Neil Wilson was cycling on his way home from work when he sustained catastrophic injuries after he collided with a car.
The father-of-two, from Berwick-Upon-Tweed, suffered a severe head injury, collapsed lung, fractured pelvis and broken arm at the incident which happened as the car made a right turn at the junction of the B6354, near Ford, on September 30.
The Great North Air Ambulance Service (GNAAS) was called to the scene by road paramedics. The aircrew arrived and anaesthetised Mr Wilson before performing an advanced surgical procedure and administering two units of blood at the roadside.
The 46-year-old, who is secretary at Berwick Wheelers Cycling Club, said: “The aircrew worked on me at the roadside for quite some time before I was ready to be flown to hospital.”
Once stabilised, he was transported to Newcastle’s Royal Victoria Infirmary within 17 minutes where he arrived in a critical condition.
Mr Wilson spent five weeks in hospital before being transferred to the Walkergate Park rehabilitation centre for a further two weeks.
Mr Wilson: “The fact that GNAAS now carry blood makes a huge difference between life and death.
“Paramedics who were first at the scene have told me that without the air ambulance I wouldn’t be where I am today. The outcome may well have been different.
“Although I still have a way to go, doctors expected my hospital stay to be far longer. They said if I wasn’t so fit, I might not have survived.
“It was a massive shock to all of my family but they have been a huge support. It has been a lot for them to deal with.
“GNAAS are phenomenal and blood is such an important element to the work that they do. No matter how fast the helicopter can go, without blood, life may be lost.

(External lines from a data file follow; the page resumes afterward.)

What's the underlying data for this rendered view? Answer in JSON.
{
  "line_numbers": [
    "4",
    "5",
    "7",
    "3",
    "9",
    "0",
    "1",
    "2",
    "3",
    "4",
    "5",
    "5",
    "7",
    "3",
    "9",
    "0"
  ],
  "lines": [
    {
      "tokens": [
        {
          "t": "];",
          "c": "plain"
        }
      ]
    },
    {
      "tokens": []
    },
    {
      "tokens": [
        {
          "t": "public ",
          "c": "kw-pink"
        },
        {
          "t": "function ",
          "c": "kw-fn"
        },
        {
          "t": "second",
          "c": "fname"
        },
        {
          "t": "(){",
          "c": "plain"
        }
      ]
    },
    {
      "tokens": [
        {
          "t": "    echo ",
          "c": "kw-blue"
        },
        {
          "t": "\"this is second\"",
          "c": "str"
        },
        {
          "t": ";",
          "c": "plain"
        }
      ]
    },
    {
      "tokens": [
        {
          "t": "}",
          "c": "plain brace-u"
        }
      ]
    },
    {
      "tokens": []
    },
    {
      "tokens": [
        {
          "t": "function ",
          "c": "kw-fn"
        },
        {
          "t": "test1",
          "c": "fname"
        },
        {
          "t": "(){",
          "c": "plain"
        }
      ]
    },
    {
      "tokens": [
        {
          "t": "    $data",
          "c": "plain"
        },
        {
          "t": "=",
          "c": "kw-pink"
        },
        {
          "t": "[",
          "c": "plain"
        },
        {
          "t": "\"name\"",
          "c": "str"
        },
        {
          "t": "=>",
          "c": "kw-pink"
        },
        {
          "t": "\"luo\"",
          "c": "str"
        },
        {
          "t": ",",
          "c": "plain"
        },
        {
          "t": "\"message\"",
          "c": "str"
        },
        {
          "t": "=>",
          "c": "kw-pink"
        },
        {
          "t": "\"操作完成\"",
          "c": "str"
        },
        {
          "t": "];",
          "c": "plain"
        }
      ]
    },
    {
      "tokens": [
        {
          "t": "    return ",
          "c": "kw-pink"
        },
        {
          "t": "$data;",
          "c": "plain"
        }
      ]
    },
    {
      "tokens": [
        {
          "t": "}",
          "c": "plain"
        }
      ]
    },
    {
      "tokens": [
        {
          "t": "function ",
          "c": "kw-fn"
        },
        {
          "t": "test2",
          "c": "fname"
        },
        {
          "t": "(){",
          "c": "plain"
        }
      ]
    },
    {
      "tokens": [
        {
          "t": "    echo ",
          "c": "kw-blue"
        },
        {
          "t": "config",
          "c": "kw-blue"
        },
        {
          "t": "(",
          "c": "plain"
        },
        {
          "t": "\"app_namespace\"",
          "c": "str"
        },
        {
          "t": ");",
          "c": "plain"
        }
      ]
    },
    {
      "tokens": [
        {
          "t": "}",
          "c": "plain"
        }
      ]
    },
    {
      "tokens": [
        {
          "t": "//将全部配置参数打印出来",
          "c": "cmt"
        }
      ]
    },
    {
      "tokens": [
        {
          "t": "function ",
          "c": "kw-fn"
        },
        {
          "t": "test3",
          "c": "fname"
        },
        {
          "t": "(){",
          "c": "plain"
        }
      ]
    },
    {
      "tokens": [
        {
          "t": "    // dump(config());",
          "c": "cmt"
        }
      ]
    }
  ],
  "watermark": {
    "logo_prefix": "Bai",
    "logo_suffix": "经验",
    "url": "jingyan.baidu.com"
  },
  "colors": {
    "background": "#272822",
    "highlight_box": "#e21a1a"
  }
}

It is a huge asset.”
Mr Wilson recently handed over more than £1,700 to the charity that was raised by Berwick Wheelers Cycling Club.